However, Kaspersky director Costin Raiu pointed out that the hijacking of the ASUS server is more beautiful, more hidden and difficult to detect in similar security threats, and it is basically difficult to be discovered by users as long as it is not activated, but even in Silence on non-target systems, this attack path also means that hackers have backdoors on each infected ASUS system, and the scope is quite large. At the beginning of this year, nearly 57,000 users were infected when Kaspersky was first discovered. The current sample is only from Kaspersky’s own paying customers, and the actual number of victims may be hundreds of thousands.
Hackers are targeted
Interestingly, however, this hacking attack is a phased and well-defined target. It is a surgical-type precision attack that identifies the opponent’s hardware address to determine whether it is the target of the attack before activating the software. This also means that the hacker knows the specific hardware address of the target in advance, rather than randomly selecting it. At present, Kaspersky can only parse out more than 600 hardware address lists from malicious software samples. It is impossible to know the whole picture, and there is no way to know who the second stage victim is.
The attack was named ShadowHammer, and Kaspersky researchers believe that the hacker is the same team as the ShadowPad and CCleaner attacks. ASUS was originally one of the main targets of the CCleaner attack, and speculated to gain access to the ASUS server. It is currently confirmed that hackers use two different ASUS digital visas to sign their malware, one that has expired in mid-2018, but the hacker then switches to the second legal visa. At present, ASUS still has no response to this.

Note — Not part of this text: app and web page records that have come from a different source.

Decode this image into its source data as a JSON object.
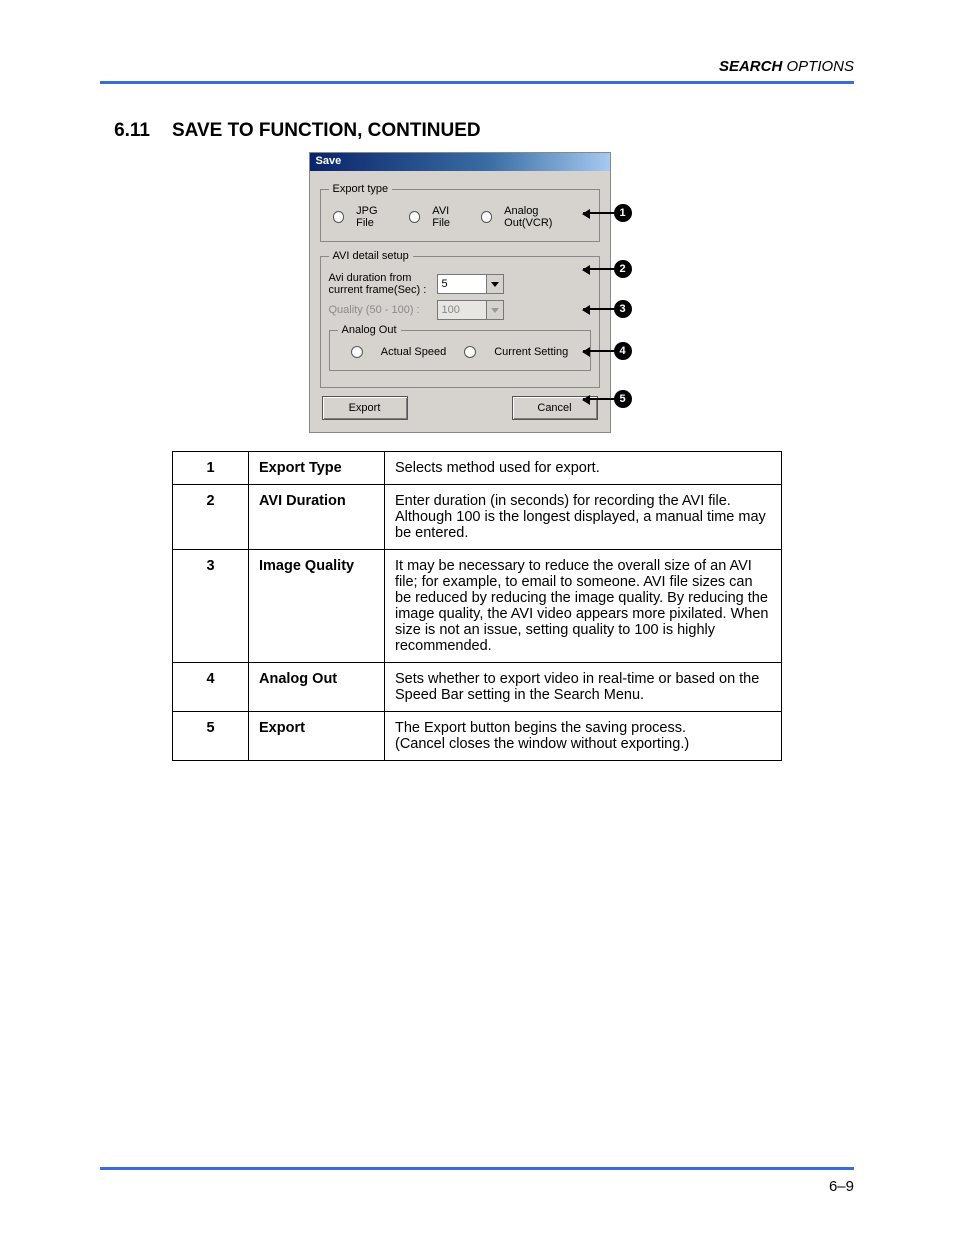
{
  "header": {
    "bold": "SEARCH",
    "rest": " OPTIONS"
  },
  "section": {
    "number": "6.11",
    "title": "SAVE TO FUNCTION, CONTINUED"
  },
  "dialog": {
    "title": "Save",
    "export_type": {
      "legend": "Export type",
      "options": [
        "JPG File",
        "AVI File",
        "Analog Out(VCR)"
      ]
    },
    "avi_detail": {
      "legend": "AVI detail setup",
      "duration_label": "Avi duration from current frame(Sec) :",
      "duration_value": "5",
      "quality_label": "Quality (50 - 100) :",
      "quality_value": "100"
    },
    "analog_out": {
      "legend": "Analog Out",
      "options": [
        "Actual Speed",
        "Current Setting"
      ]
    },
    "buttons": {
      "export": "Export",
      "cancel": "Cancel"
    }
  },
  "callouts": [
    "1",
    "2",
    "3",
    "4",
    "5"
  ],
  "table": [
    {
      "n": "1",
      "name": "Export Type",
      "desc": "Selects method used for export."
    },
    {
      "n": "2",
      "name": "AVI Duration",
      "desc": "Enter duration (in seconds) for recording the AVI file. Although 100 is the longest displayed, a manual time may be entered."
    },
    {
      "n": "3",
      "name": "Image Quality",
      "desc": "It may be necessary to reduce the overall size of an AVI file; for example, to email to someone. AVI file sizes can be reduced by reducing the image quality. By reducing the image quality, the AVI video appears more pixilated. When size is not an issue, setting quality to 100 is highly recommended."
    },
    {
      "n": "4",
      "name": "Analog Out",
      "desc": "Sets whether to export video in real-time or based on the Speed Bar setting in the Search Menu."
    },
    {
      "n": "5",
      "name": "Export",
      "desc": "The Export button begins the saving process.\n(Cancel closes the window without exporting.)"
    }
  ],
  "page_number": "6–9"
}
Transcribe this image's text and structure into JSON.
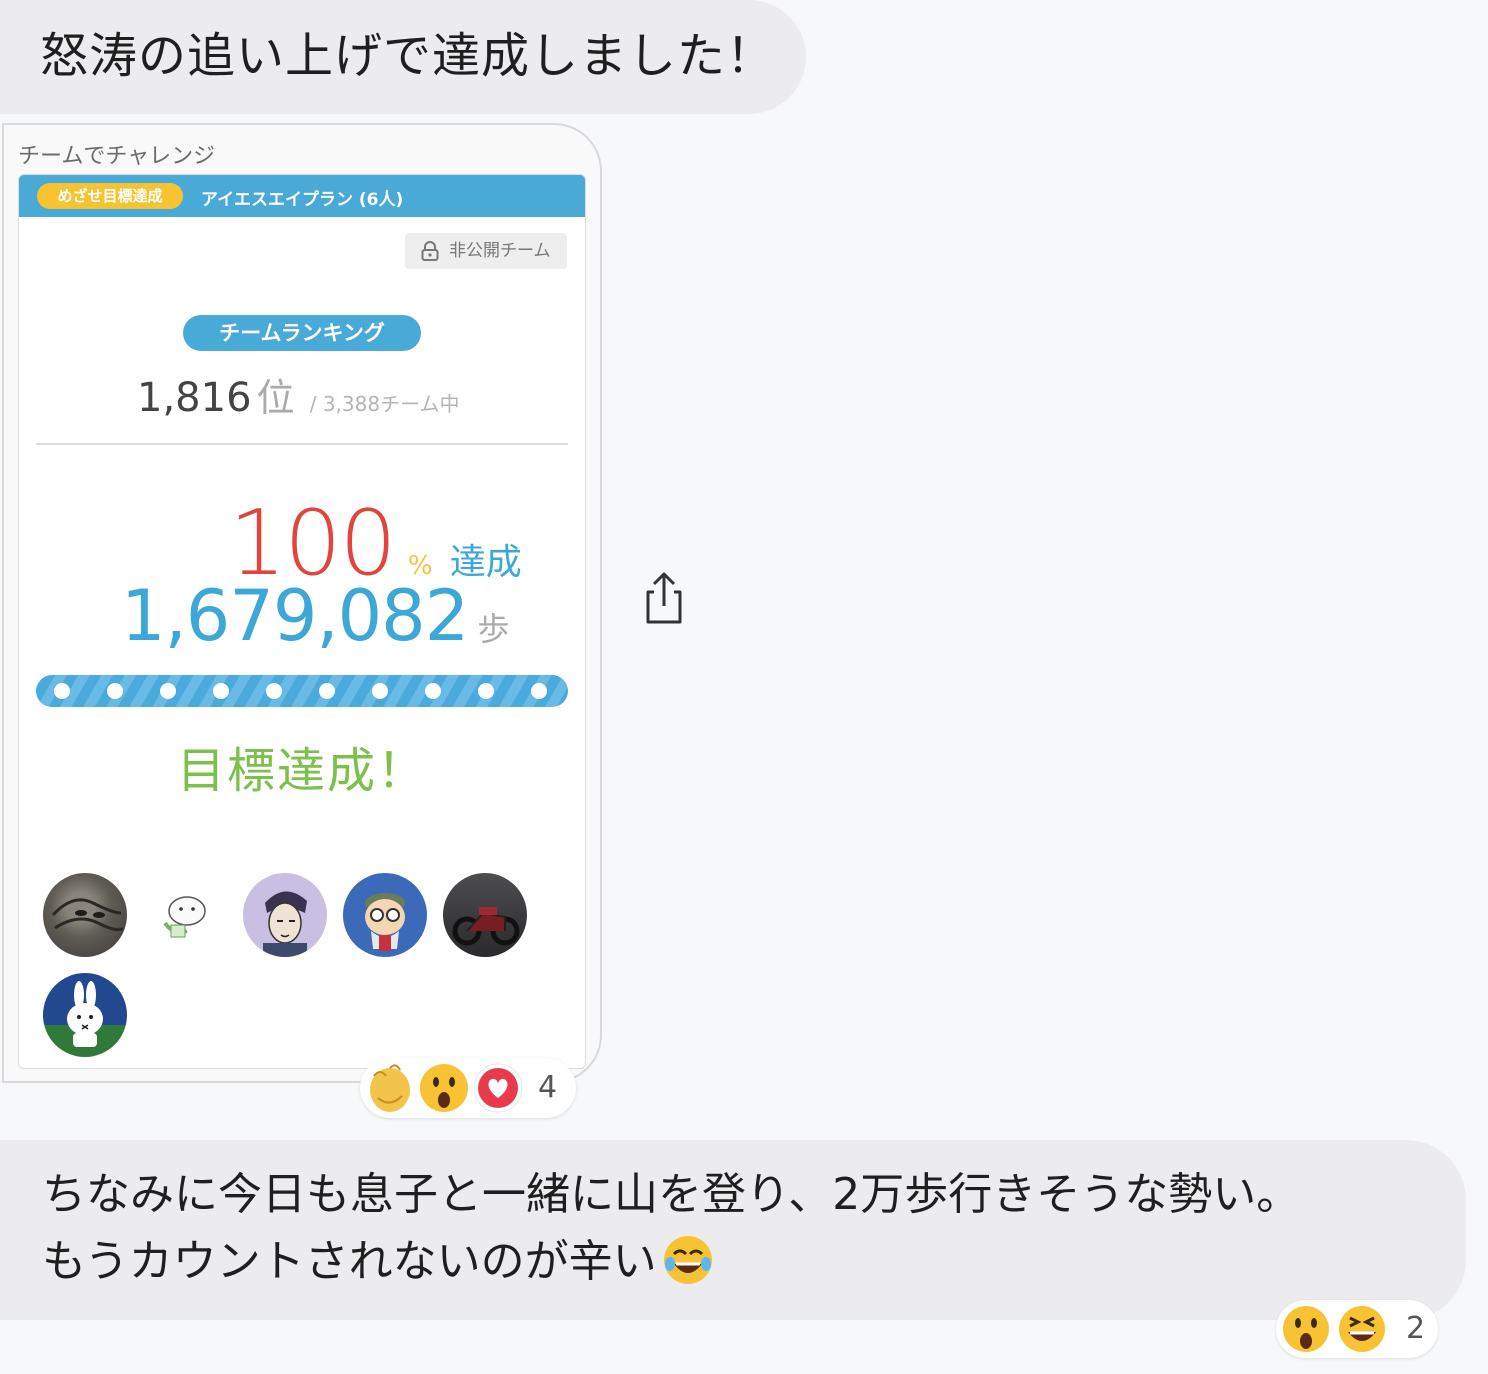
{
  "messages": {
    "m1": "怒涛の追い上げで達成しました！",
    "m3_line1": "ちなみに今日も息子と一緒に山を登り、2万歩行きそうな勢い。",
    "m3_line2": "もうカウントされないのが辛い"
  },
  "card": {
    "source_label": "チームでチャレンジ",
    "goal_pill": "めざせ目標達成",
    "team_name": "アイエスエイプラン (6人)",
    "private_label": "非公開チーム",
    "ranking_label": "チームランキング",
    "rank": "1,816",
    "rank_unit": "位",
    "rank_total": "/ 3,388チーム中",
    "percent": "100",
    "percent_sign": "%",
    "percent_label": "達成",
    "steps": "1,679,082",
    "steps_unit": "歩",
    "achieved": "目標達成！",
    "progress": 1.0
  },
  "reactions": {
    "first": {
      "emojis": [
        "clap-emoji",
        "surprised-emoji",
        "heart-emoji"
      ],
      "count": "4"
    },
    "second": {
      "emojis": [
        "surprised-emoji",
        "laughing-emoji"
      ],
      "count": "2"
    }
  },
  "icons": {
    "share": "share-icon",
    "lock": "lock-icon"
  },
  "colors": {
    "accent_blue": "#49aad8",
    "percent_red": "#e0453e",
    "goal_yellow": "#f7c331",
    "achieved_green": "#7dc04b"
  }
}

In fact, this is not the first time ASUS has faced the security crisis. As early as 2016, it was accused by the US Federal Trade Commission. Asustek’s Netcom products have many loopholes and may face hacking threats. ASUS is committed to establishing a comprehensive security plan. Draw and conduct a 20-year independent review.
Kaspersky has launched a detection tool for the attack. People can check the MAC address online to determine if they are the target of the attack, and hope that the victim can contact Kaspersky as soon as possible. For technical details, please refer to this page Operation ShadowHammer .